This article was published in Australian Dictionary of Biography, Volume 6, (MUP), 1976
Edward Reeve (1822-1889), writer, museum curator and police magistrate, was born on 15 December 1822 at Locking, Somerset, England, fourth son of Lieutenant John Andrewes Reeve, R.N., and his wife Mary, née Morell. Educated at Bristol College he reached Sydney in the Earl Grey on 25 February 1840. On 21 March 1847 at Christ Church St Laurence, he married Margaret Hennessy, who bore him two sons and two daughters. In 1848 after 'more than eight years of uninterrupted employment and misery as a teacher in New South Wales', Reeve became a clerk in the Immigration Department; he transferred to the Police Department in 1854 and by 1857 had found a 'perfectly congenial' position as a reporter for the Sydney Morning Herald.
Reeve wrote at times under the pseudonym of 'Yorick'. In 1863 his blank verse play, Raymond, Lord of Milan; A Tragedy of the 13th Century (Sydney, 1851), was performed for four nights at Sydney's Victoria Theatre. William Walker described the play as 'the most successful drama which has been produced in this colony' but G. B. Barton thought it 'suffered greatly from the negligence with which it was put on the stage. Intoxicated actors and giggling ballet girls did their best to ruin it'. Reeve's wide-ranging interests were reflected in his journalism.

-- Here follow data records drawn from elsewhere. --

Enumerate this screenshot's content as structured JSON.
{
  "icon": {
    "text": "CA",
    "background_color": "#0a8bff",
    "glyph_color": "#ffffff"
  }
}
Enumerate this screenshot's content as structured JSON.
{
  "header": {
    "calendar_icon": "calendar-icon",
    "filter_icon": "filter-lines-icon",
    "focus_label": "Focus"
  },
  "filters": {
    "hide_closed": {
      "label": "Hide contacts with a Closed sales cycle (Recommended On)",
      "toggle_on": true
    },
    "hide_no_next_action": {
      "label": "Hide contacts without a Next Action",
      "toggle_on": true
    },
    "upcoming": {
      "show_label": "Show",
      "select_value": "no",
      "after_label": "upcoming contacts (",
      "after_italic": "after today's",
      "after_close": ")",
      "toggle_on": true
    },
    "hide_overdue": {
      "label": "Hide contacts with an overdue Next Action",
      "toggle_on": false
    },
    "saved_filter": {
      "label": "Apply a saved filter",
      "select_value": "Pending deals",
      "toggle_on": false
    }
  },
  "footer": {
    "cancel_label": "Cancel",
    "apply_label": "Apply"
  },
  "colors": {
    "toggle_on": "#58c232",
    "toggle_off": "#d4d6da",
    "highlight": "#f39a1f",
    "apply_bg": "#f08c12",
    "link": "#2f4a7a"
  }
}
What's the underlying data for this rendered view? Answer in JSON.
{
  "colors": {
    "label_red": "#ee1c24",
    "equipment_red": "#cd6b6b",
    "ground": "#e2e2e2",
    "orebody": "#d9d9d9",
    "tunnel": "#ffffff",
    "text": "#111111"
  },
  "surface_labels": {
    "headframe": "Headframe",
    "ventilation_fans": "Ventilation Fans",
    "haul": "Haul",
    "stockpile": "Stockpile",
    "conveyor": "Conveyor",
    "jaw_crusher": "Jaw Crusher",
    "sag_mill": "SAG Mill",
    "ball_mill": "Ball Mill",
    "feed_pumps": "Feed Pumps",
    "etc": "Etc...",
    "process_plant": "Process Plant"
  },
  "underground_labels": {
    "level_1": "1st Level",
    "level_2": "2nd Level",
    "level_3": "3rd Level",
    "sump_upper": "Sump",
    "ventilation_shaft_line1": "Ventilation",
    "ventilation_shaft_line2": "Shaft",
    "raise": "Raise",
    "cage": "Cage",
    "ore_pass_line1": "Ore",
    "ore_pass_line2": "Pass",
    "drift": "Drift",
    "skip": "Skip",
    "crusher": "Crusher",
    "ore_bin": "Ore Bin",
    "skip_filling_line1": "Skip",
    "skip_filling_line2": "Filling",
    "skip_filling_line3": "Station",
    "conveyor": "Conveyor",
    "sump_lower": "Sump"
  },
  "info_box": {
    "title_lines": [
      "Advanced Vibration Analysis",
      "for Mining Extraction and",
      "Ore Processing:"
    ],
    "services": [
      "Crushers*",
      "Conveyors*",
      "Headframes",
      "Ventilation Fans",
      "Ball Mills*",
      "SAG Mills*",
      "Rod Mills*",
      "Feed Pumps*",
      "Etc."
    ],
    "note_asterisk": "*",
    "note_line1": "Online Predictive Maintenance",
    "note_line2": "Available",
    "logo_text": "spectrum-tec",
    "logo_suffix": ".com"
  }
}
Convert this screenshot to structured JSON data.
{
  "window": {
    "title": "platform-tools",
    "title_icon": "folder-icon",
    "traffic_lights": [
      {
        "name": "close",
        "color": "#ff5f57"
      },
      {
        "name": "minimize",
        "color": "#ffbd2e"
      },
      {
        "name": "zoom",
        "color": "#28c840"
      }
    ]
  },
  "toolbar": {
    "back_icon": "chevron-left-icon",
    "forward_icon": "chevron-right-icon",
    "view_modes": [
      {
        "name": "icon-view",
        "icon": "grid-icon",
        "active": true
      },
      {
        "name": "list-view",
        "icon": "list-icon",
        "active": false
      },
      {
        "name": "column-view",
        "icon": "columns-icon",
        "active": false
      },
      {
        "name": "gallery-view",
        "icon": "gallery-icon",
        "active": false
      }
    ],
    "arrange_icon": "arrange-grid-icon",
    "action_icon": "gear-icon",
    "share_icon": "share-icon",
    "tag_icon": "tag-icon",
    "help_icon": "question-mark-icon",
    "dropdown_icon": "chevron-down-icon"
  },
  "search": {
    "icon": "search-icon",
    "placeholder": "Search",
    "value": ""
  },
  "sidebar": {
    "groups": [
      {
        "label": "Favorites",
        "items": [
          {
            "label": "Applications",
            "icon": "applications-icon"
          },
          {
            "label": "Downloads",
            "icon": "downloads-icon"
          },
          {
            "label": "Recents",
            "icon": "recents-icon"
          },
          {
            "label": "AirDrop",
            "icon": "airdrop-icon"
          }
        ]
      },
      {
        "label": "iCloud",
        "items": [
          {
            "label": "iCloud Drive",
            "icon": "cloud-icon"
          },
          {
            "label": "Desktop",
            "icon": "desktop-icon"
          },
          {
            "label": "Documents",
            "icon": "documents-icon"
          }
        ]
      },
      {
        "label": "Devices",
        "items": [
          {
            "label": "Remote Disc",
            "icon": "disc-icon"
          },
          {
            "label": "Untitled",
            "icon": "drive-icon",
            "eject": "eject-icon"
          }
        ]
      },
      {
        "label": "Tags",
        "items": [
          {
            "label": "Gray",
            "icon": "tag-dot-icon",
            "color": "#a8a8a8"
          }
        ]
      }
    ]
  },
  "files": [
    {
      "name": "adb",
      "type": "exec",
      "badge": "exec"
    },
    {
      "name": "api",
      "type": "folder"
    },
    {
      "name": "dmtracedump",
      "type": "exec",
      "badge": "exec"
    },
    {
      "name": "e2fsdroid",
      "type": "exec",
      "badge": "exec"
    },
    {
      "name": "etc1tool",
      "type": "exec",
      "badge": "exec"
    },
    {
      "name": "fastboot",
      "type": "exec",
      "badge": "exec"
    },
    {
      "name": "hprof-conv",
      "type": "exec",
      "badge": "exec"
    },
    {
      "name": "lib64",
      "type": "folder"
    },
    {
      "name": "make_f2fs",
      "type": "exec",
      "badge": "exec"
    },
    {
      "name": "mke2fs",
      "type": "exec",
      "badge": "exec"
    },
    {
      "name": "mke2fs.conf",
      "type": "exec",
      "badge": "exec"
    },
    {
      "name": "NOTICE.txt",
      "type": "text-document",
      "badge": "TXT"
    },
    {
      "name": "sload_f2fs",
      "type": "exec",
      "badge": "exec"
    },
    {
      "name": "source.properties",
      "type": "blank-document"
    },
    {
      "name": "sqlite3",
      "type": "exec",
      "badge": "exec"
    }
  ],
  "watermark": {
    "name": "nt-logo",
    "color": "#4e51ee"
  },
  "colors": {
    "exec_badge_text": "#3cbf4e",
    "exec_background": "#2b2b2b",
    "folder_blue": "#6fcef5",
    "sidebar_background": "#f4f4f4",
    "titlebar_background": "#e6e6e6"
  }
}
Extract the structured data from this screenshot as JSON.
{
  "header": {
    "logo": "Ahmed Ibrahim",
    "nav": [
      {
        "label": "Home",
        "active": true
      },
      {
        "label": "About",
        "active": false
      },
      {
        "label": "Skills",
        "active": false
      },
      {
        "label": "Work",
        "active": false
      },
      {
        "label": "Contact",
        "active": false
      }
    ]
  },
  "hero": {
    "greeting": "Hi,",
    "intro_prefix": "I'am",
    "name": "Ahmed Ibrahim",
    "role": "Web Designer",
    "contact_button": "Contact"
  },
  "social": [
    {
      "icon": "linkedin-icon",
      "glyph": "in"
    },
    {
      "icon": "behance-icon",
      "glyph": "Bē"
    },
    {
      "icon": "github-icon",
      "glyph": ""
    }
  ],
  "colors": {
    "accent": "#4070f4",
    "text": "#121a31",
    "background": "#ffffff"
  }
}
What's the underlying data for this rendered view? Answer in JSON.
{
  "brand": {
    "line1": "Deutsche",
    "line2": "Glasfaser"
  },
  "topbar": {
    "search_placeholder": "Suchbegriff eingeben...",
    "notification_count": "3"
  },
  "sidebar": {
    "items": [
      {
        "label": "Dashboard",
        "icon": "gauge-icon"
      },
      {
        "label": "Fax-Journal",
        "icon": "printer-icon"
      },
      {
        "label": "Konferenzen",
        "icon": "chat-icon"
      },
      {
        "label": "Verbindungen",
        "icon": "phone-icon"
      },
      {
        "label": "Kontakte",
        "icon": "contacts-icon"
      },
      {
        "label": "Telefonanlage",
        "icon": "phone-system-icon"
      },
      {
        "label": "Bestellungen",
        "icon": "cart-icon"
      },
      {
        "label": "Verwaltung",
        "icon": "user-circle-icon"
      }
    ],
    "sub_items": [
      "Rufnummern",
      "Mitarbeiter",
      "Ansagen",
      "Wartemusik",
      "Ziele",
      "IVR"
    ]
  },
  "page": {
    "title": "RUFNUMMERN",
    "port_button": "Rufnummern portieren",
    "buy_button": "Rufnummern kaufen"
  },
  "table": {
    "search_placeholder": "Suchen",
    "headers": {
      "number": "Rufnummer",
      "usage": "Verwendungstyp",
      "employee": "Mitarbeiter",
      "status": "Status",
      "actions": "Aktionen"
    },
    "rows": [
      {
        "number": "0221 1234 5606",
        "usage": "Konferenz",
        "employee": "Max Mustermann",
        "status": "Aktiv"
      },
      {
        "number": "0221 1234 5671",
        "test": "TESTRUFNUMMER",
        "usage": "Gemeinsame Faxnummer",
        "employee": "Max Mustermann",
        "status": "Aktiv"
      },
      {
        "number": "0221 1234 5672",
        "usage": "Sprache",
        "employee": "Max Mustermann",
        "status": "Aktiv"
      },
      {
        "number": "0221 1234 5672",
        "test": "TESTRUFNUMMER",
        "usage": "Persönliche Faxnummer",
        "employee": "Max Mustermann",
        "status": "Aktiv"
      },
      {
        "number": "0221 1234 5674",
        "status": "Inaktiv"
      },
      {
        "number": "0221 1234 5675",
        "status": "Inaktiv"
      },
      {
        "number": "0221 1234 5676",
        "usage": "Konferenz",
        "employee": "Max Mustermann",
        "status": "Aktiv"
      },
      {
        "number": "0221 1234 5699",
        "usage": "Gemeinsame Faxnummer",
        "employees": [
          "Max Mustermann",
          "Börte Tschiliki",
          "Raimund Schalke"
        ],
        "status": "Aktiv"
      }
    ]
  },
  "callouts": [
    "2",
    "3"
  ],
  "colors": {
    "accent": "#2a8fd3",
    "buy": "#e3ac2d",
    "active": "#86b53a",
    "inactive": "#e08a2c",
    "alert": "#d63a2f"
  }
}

He wrote a series of articles on education in New South Wales for the People's Advocate and, as a member of the New South Wales Professional Literary Association, contributed to its journal, Australian Era. He was associated with the Month, a literary magazine of his friend Frank Fowler. After he retired from active journalism he continued to contribute to Sydney papers and his long romance 'Friends and Foes; or, The Bride of Bernback', was published in the Sydney Mail from January to May 1882. Set in England with local interest provided by a visiting Australian cousin, it is fluently written, with a well-knit plot; its characters, though cast in the romantic convention, often achieve individuality. He compiled a 'Gazetteer of Central Polynesia' for Charles St Julian's Official Report on Central Polynesia (Sydney, 1857), became his secretary and succeeded him as Hawaiian consul-general in 1872. In 1876 he was made a knight commander of the Royal Order of Kalakaua I.
In 1860 Reeve had also become first curator of the Nicholson Museum at the University of Sydney, and compiled and printed a Catalogue of the Museum of Antiquities of the Sydney University (Sydney, 1870). In 1871 he was a founder and honorary secretary of the New South Wales Academy of Art; in his opening speech he stressed that 'our flora and fauna are an inexhaustible store for novelties of beauty and design, of which the old world knows nothing whatever and these suggestive types we must learn to utilize in what we have to do'.
Failing in health, Reeve left the Herald and became police magistrate at Gosford and coroner at Brisbane Water in 1875; he transferred to Port Macquarie in 1887, retired on a pension the next year and resumed his position as curator of the Nicholson Museum. He died on 13 May 1889 and was buried in the Anglican section of Waverley cemetery, survived by his second wife Catherine, née McVeigh, whom he had married in Sydney in 1854, and by three sons and three daughters of their nine children.
Rosilyn Baxter, 'Reeve, Edward (1822–1889)', Australian Dictionary of Biography, National Centre of Biography, Australian National University, http://adb.anu.edu.au/biography/reeve-edward-4462/text7275, published first in hardcopy 1976, accessed online 31 January 2015.
This article was first published in hardcopy in Australian Dictionary of Biography, Volume 6, (MUP), 1976